### Source data
________________________
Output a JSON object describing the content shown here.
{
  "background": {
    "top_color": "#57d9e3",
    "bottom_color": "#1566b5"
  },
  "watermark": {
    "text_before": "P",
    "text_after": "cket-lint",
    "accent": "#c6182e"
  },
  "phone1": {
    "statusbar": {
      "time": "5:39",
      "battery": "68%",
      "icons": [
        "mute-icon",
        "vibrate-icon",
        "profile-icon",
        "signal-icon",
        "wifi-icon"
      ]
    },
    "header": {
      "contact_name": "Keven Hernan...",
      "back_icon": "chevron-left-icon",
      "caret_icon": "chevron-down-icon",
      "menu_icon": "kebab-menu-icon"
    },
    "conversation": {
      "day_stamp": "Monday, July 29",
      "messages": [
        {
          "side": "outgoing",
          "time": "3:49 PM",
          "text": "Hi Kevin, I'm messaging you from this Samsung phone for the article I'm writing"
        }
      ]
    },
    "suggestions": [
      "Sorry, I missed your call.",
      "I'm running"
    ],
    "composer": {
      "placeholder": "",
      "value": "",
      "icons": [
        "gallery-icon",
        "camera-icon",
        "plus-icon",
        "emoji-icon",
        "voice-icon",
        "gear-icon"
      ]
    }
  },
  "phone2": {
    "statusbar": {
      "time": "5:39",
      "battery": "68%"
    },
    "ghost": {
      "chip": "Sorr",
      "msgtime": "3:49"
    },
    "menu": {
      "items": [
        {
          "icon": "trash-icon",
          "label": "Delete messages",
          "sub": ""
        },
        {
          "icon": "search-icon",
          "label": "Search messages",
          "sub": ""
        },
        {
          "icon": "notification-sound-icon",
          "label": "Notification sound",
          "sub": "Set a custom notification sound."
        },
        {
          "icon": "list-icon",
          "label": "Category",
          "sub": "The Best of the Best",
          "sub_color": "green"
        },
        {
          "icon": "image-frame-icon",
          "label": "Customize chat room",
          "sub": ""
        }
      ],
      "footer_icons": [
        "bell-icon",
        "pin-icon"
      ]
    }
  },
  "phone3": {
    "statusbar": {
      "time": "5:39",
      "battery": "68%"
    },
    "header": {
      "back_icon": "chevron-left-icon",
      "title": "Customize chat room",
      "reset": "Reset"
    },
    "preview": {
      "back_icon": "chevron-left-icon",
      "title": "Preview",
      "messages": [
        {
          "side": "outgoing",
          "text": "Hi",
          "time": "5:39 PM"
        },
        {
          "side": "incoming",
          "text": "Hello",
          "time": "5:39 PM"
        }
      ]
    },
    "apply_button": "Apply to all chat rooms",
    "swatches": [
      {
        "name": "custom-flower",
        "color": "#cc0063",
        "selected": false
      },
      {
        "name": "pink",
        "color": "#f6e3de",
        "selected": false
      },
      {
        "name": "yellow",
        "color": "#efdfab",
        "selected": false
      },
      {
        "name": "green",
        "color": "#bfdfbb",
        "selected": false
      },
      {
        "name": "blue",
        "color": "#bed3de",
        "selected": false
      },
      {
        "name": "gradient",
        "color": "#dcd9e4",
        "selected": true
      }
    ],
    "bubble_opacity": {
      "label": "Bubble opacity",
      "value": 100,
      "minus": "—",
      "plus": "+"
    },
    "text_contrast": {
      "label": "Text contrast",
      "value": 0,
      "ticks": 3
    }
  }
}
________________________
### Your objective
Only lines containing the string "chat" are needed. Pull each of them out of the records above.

### Output for this task
          "label": "Customize chat room",
      "title": "Customize chat room",
    "apply_button": "Apply to all chat rooms",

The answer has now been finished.